YOUR OBJECTIVE: Every line in the material below that includes "name" should be copied.

%%

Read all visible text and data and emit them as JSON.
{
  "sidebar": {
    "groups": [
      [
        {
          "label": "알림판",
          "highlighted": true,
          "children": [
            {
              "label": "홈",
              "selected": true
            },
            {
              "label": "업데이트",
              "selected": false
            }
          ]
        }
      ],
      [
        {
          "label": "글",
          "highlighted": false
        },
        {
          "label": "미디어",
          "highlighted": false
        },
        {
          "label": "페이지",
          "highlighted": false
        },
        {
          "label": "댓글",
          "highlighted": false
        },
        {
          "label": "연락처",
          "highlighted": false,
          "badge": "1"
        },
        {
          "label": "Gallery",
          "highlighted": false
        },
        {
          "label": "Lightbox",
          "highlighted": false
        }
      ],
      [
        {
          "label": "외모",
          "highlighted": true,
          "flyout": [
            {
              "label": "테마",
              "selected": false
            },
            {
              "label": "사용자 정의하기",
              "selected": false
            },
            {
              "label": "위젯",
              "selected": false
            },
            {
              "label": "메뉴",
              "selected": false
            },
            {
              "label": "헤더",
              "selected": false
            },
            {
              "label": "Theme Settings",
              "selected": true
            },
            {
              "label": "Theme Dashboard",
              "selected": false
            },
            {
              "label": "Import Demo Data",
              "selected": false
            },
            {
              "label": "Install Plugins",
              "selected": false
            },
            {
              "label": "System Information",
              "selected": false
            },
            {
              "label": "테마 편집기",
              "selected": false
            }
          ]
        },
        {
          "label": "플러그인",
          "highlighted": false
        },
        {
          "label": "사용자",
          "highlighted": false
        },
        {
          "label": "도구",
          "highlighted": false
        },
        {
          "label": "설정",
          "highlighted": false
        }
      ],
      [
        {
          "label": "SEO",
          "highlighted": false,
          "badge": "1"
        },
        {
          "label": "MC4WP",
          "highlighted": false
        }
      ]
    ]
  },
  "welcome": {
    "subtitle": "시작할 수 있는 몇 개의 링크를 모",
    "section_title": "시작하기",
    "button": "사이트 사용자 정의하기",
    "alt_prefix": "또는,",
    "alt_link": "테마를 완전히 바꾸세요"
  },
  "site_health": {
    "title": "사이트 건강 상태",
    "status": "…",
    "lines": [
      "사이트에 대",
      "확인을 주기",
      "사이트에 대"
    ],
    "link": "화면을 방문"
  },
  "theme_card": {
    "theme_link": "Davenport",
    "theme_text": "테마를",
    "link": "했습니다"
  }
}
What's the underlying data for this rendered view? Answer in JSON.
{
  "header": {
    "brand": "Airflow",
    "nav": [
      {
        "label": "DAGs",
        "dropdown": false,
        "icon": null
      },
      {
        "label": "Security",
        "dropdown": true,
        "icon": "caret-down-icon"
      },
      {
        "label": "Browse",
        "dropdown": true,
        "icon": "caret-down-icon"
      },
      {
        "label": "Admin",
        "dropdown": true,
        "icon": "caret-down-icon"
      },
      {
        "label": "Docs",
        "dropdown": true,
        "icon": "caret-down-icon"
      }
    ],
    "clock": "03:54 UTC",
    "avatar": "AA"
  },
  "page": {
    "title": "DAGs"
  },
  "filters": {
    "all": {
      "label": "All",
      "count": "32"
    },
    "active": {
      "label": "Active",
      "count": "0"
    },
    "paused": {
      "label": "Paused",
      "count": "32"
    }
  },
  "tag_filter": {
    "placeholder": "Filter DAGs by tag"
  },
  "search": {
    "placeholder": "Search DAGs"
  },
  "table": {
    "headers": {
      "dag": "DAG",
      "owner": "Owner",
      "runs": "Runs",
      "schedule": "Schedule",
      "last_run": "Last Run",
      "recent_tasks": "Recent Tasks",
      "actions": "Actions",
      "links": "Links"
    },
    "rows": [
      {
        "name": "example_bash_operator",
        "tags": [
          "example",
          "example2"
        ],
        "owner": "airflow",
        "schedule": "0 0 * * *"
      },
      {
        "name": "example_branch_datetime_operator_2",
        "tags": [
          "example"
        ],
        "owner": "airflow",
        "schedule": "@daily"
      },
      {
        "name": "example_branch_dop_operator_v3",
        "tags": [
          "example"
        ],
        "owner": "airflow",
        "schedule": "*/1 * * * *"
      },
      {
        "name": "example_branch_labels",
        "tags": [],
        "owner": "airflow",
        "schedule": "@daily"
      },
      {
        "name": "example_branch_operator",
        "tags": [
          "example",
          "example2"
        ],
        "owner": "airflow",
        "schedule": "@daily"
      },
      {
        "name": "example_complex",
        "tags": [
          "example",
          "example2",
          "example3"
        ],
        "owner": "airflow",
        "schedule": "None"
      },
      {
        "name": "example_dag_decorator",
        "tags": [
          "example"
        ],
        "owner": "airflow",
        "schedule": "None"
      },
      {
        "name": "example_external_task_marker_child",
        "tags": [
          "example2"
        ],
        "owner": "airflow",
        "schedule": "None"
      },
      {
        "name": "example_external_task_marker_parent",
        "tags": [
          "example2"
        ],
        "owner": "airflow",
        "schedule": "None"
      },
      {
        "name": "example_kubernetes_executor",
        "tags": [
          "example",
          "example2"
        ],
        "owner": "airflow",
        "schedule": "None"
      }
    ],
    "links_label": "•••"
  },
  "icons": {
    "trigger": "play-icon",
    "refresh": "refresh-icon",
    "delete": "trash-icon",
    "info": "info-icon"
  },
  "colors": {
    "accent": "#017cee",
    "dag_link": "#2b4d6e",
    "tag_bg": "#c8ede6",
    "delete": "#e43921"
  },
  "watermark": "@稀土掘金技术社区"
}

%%

SOLUTION TO THE PROBLEM:
        "name": "example_bash_operator",
        "name": "example_branch_datetime_operator_2",
        "name": "example_branch_dop_operator_v3",
        "name": "example_branch_labels",
        "name": "example_branch_operator",
        "name": "example_complex",
        "name": "example_dag_decorator",
        "name": "example_external_task_marker_child",
        "name": "example_external_task_marker_parent",
        "name": "example_kubernetes_executor",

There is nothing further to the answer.